The city of Brody, founded in 1584 by Stanislaw Zolkiewski, started expanding in 1629 when the waywode Stanislaw Koniecpolski called on engineer and artillery captain Guillaume Levasseur de Beauplan to built fortifications and establish a zoning plan for the new city.
After Polish Galicia’s annexation by Austria in 1772, for a hundred years (1779-1880) Brody was granted the status of “duty-free city” -exoneration from taxes.
This benefit served to draw Jewish merchants and craftspeople here. By the nineteenth century, Jews made up 80% of Brody’s population.
Brody in literature
Balzac stopped here in September 1847 on his way to meet Mme Hanska in Ukraine. He was supposed to spend a day and a night here before catching his coach, for no one worked in Brody on Rosh Hashana. “The Jews of Brody, despite the millions they could earn, wouldn’t leave their ceremonies behind” (Balzac, in a letter about Kiev).
Other writers have also mentioned Brody: Joseph Roth was born here in 1894 and evokes it in The Radetzky March (1932); Isaac Babel described the city in Red Cavalry (1933) and in his 1920 Diary.

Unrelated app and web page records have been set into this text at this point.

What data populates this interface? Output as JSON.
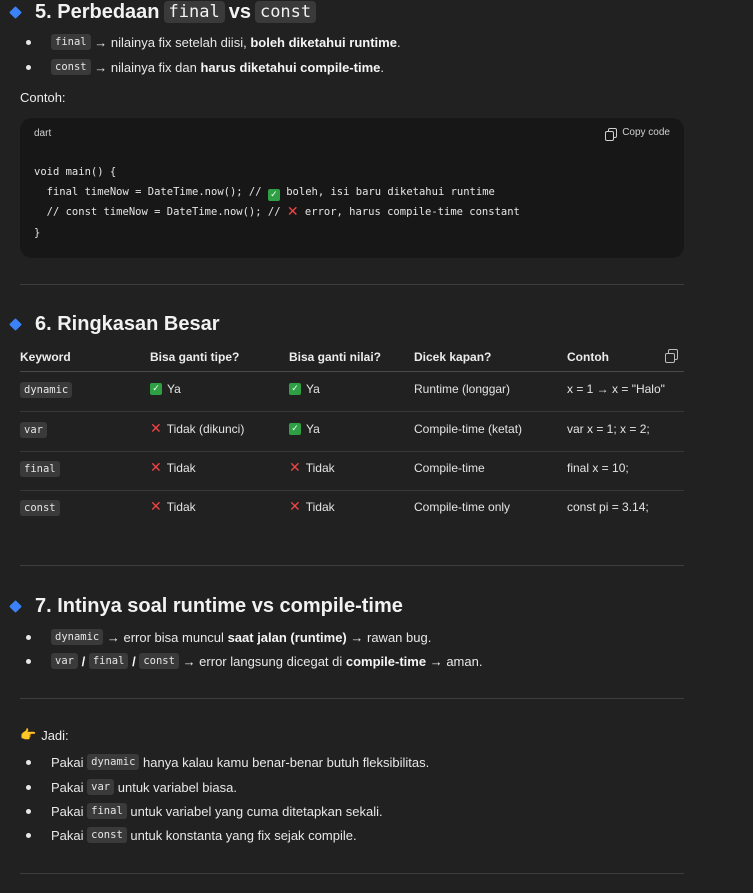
{
  "section5": {
    "title_prefix": "5. Perbedaan",
    "code_a": "final",
    "vs": "vs",
    "code_b": "const",
    "bullets": [
      {
        "code": "final",
        "text": "→ nilainya fix setelah diisi,",
        "bold": "boleh diketahui runtime",
        "end": "."
      },
      {
        "code": "const",
        "text": "→ nilainya fix dan",
        "bold": "harus diketahui compile-time",
        "end": "."
      }
    ],
    "example_label": "Contoh:",
    "codeblock": {
      "lang": "dart",
      "copy_label": "Copy code",
      "line1": "void main() {",
      "line2_pre": "  final timeNow = DateTime.now(); // ",
      "line2_post": " boleh, isi baru diketahui runtime",
      "line3_pre": "  // const timeNow = DateTime.now(); // ",
      "line3_post": " error, harus compile-time constant",
      "line4": "}"
    }
  },
  "section6": {
    "title": "6. Ringkasan Besar",
    "headers": [
      "Keyword",
      "Bisa ganti tipe?",
      "Bisa ganti nilai?",
      "Dicek kapan?",
      "Contoh"
    ],
    "rows": [
      {
        "kw": "dynamic",
        "tipe_ok": true,
        "tipe": "Ya",
        "nilai_ok": true,
        "nilai": "Ya",
        "kapan": "Runtime (longgar)",
        "contoh": "x = 1 → x = \"Halo\""
      },
      {
        "kw": "var",
        "tipe_ok": false,
        "tipe": "Tidak (dikunci)",
        "nilai_ok": true,
        "nilai": "Ya",
        "kapan": "Compile-time (ketat)",
        "contoh": "var x = 1; x = 2;"
      },
      {
        "kw": "final",
        "tipe_ok": false,
        "tipe": "Tidak",
        "nilai_ok": false,
        "nilai": "Tidak",
        "kapan": "Compile-time",
        "contoh": "final x = 10;"
      },
      {
        "kw": "const",
        "tipe_ok": false,
        "tipe": "Tidak",
        "nilai_ok": false,
        "nilai": "Tidak",
        "kapan": "Compile-time only",
        "contoh": "const pi = 3.14;"
      }
    ]
  },
  "section7": {
    "title": "7. Intinya soal runtime vs compile-time",
    "b1": {
      "code": "dynamic",
      "text": "→ error bisa muncul",
      "bold": "saat jalan (runtime)",
      "end": "→ rawan bug."
    },
    "b2": {
      "c1": "var",
      "sep": "/",
      "c2": "final",
      "c3": "const",
      "text": "→ error langsung dicegat di",
      "bold": "compile-time",
      "end": "→ aman."
    }
  },
  "summary": {
    "icon": "👉",
    "label": "Jadi:",
    "items": [
      {
        "pre": "Pakai",
        "code": "dynamic",
        "post": "hanya kalau kamu benar-benar butuh fleksibilitas."
      },
      {
        "pre": "Pakai",
        "code": "var",
        "post": "untuk variabel biasa."
      },
      {
        "pre": "Pakai",
        "code": "final",
        "post": "untuk variabel yang cuma ditetapkan sekali."
      },
      {
        "pre": "Pakai",
        "code": "const",
        "post": "untuk konstanta yang fix sejak compile."
      }
    ]
  }
}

The former Jewish quarter was demarcated by the streets named Sholem Aleichem, Evreiskaya, and Armianskaya, and today contains destroyed houses, Jewish-style courtyards, a defunct shop with the sign “Lustiger”, and other remnants of a bygone Jewish life.
The walls of the former seventeenth-century synagogue still stand on Szkolna Street, or Shulgas. It was one of the most beautiful in the region, comparable to that in Zolkiew. It is a fortified synagogue, its levels marked by small columns and adjacent structures on both sides.

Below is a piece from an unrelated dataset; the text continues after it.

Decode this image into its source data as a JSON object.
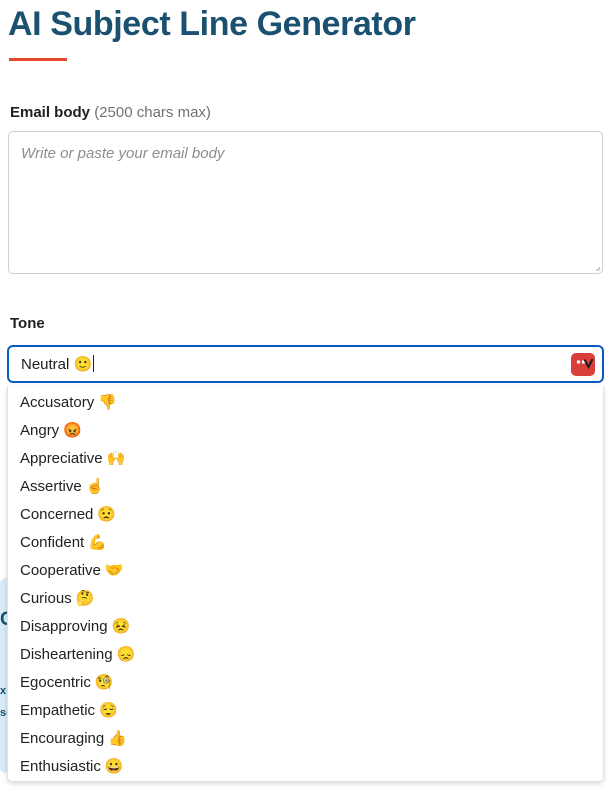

The former Israelitische Realschule, located outside the central square, was a German-language school until the First World War; Joseph Roth once studied here. It is now a Ukrainian school.
The immense, magnificent, and nearly intact Jewish cemetery is located at the northern edge of the city, just before the forest.
It is a veritable open-air museum of graves bearing carefully carved designs, lions, stags, hands, candelabras. The inscriptions are almost always in Hebrew, but occasionally in German. No grave dates before 1941.
At the edge of the cemetery, in the forest, a monument commemorates the extermination of the Jews of Brody, either executed and buried in a common grave in July 1941 or deported to Belzec. Of the 12000 Jews in Brody before the war, only one remains in Brody.